A while ago, I posted a video about seeing places from different perspectives and feeling at home in more than just one place. Today I want to share with you the story of how I found a home away from home in a small town in Northern Italia.

When I was ten years old, my dad took me to Italy to introduce me to some wonderful people. I remember noticing how crowded the family home was and that everyone was kissing – whether to say hello or goodbye, to give congratulations or condolences. I thought that was very strange.

When they weren’t kissing cheeks, they talked – loudly. Everyone spoke at the same time, across room and tables, and if they thought they were being overheard, they just yelled louder. I loved it. The steadily increasing noise level didn’t seem to bother anyone else either.

The people we visited soon became family and after that trip, I spent many summers in that small Italian town with medieval walls and exceptional liquorice ice cream.

Then, five years ago, something changed. Like I’d done many times before, I went to visit our family that July. Only this year something was different.

I fell in love.


First with the man, that until just recently I was sure I’d marry. Then with his family, their country and their culture. The trips became longer and more frequent, my Italian more fluent and the wish to live there one day grew. Italy became my home of heart, my happy place. And for years I kept wondering why I felt such a strong connection to a country that was so different from my own.

That’s when I realized that, sometimes, you can find a culture that simply fits, even though it’s not actually yours. The Italy I encountered wasn’t the touristy summer holiday destination by the beach, but the everyday life of local families in small towns in spring, summer, fall and winter. I was there when they celebrated holidays, like Christmas, Easter or Ferragosto – and I was there on a busy Monday morning in November. And for some reason their values and the way they chose to spend their day-to-day lives agreed more with me, than my own had up until that point.

Don’t get me wrong, some things drive me nuts over there. For example, having all your family and friends in a small town, like the one I used to go to, means a lack of privacy and often a lack of independence – especially among young adults. Also, I can’t always relate to certain norms and traditions.

But the importance of family and the time spent together, the strong friendships and good food definitely overweighed. That’s what had me keep coming back and stay for as long as possible every time.

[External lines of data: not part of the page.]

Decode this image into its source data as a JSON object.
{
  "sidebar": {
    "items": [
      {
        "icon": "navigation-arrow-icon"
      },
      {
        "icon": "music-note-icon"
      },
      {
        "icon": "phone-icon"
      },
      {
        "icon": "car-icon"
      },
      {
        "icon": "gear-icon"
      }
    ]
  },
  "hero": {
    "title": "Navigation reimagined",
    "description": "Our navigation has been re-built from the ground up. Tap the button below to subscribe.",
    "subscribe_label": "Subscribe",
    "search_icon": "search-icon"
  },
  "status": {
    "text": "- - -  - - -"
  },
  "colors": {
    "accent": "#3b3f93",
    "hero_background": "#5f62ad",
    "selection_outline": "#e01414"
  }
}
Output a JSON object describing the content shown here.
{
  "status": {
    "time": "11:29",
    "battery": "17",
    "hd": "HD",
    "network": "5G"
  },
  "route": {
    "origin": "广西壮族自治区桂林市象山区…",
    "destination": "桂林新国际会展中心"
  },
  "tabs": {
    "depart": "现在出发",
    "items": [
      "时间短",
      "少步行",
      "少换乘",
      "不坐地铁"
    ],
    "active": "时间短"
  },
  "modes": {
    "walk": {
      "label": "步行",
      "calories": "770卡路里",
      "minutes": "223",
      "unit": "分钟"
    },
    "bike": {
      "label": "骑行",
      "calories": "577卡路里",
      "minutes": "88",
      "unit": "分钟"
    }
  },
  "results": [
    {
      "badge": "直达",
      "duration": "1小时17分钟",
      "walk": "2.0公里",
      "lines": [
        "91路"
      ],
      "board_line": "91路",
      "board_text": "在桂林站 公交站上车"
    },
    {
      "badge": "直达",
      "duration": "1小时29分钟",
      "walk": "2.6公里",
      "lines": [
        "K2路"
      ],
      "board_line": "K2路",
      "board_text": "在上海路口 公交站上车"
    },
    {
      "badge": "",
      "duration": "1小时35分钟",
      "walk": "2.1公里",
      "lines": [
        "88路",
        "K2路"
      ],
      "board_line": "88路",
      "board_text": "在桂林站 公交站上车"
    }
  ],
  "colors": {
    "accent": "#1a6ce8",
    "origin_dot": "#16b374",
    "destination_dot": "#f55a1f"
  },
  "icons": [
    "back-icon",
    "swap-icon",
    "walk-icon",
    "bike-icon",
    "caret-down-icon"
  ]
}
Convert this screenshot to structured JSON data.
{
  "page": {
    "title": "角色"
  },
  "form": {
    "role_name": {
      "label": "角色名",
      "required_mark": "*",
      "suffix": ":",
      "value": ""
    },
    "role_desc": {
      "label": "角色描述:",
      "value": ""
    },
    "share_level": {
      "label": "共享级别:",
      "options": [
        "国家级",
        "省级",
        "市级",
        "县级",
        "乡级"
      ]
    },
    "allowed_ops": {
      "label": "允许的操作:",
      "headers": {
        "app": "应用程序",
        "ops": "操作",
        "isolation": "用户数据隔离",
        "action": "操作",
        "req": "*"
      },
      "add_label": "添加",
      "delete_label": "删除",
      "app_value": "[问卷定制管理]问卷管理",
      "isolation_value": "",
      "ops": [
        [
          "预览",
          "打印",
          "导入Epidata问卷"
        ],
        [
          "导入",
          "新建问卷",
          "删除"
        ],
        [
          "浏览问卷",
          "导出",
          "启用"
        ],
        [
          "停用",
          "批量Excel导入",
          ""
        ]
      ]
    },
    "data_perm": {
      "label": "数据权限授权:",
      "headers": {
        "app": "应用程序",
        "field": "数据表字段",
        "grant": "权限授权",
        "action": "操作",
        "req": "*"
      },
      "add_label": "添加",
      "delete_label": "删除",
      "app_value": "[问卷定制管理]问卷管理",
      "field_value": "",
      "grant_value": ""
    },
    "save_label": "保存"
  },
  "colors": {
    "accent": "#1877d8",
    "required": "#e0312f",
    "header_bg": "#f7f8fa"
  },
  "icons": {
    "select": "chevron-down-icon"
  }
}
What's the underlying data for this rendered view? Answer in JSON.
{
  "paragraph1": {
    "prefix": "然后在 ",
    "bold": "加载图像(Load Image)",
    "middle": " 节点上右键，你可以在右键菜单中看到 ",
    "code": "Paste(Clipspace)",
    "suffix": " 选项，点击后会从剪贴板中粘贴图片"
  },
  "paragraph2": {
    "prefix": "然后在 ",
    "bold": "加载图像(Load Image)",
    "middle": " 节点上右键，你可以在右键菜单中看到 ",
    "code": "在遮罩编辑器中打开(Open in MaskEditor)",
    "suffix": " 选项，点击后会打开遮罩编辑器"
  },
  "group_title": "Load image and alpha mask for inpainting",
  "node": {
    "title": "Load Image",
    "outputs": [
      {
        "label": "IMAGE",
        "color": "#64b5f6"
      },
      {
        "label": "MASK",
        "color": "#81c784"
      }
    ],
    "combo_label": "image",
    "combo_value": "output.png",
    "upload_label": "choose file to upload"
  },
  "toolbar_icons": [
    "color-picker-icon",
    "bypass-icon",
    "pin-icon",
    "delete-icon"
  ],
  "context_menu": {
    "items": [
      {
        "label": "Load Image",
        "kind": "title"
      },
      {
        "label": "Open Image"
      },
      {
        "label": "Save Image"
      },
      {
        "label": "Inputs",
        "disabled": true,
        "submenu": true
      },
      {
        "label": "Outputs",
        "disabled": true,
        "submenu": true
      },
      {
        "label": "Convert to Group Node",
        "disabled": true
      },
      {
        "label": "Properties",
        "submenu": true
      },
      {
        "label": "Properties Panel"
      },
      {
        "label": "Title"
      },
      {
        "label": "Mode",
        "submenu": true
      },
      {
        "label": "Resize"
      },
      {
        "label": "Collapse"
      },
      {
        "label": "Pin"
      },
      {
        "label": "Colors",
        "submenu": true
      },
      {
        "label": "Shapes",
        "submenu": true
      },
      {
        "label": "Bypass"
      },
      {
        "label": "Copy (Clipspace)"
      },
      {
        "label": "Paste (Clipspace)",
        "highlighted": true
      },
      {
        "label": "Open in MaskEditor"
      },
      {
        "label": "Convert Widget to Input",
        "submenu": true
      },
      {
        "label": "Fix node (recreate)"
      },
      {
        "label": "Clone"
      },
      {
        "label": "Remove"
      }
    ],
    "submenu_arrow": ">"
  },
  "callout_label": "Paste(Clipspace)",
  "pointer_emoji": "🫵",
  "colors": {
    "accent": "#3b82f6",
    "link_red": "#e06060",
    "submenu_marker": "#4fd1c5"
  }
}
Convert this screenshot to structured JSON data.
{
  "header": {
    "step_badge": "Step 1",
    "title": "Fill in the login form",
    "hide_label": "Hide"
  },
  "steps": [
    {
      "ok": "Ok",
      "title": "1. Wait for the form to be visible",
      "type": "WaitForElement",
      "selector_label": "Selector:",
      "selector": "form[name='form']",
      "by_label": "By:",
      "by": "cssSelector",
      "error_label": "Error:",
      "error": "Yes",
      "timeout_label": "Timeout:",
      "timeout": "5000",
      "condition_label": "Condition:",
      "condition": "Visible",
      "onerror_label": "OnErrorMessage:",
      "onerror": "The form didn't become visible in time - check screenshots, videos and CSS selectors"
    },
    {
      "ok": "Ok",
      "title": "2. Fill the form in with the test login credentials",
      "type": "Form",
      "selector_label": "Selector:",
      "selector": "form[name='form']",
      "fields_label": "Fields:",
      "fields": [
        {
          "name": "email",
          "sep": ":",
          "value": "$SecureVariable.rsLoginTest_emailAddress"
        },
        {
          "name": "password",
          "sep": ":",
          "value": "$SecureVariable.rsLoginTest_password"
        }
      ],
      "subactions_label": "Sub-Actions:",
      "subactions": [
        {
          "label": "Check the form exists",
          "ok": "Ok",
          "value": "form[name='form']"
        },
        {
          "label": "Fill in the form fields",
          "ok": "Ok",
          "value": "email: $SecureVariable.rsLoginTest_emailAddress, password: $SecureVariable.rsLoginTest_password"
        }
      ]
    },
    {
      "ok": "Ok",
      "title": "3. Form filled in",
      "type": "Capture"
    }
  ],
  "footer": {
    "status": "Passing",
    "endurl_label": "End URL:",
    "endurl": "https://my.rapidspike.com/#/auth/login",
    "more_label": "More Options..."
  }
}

I love the fact that children stay out late to play on summer nights, when everyone meets in the piazza to eat ice cream and chat. I love the fact, that Sundays are spent with family and way too much food and that no matter what day or time of year, friends meet up for an aperitivo before, or drinks after dinner. I love the fact, that food is always wholeheartedly enjoyed – principally in good company.

And even though a lot of the things that connected me to Italy have changed, the feeling of somehow, somewhen and sometimes belonging there, hasn’t. Because I got to be a part of these amazing people’s lives, Italy to me remains a home away from home.

Now you: Do you have a home away from home? Have you ever felt connected with a culture that isn’t your own? Tell us about it in the comments below!

6 Responses

  1. This is a really good piece. Thanks for sharing your personal experience. For me, the culture that fits be (and I don’t know why) is Germany. 🙂

    1. Thank you for reading, Anna! And lovely to hear about your ‘culture that fits’ – I hope that you get to spend a lot of good times in your home away from home in the future 🙂

  2. you always can find the beauty in everything and everywhere. truly moving. thank you kim. Italy is honored to have you

Leave a Reply

Your email address will not be published.

This site uses Akismet to reduce spam. Learn how your comment data is processed.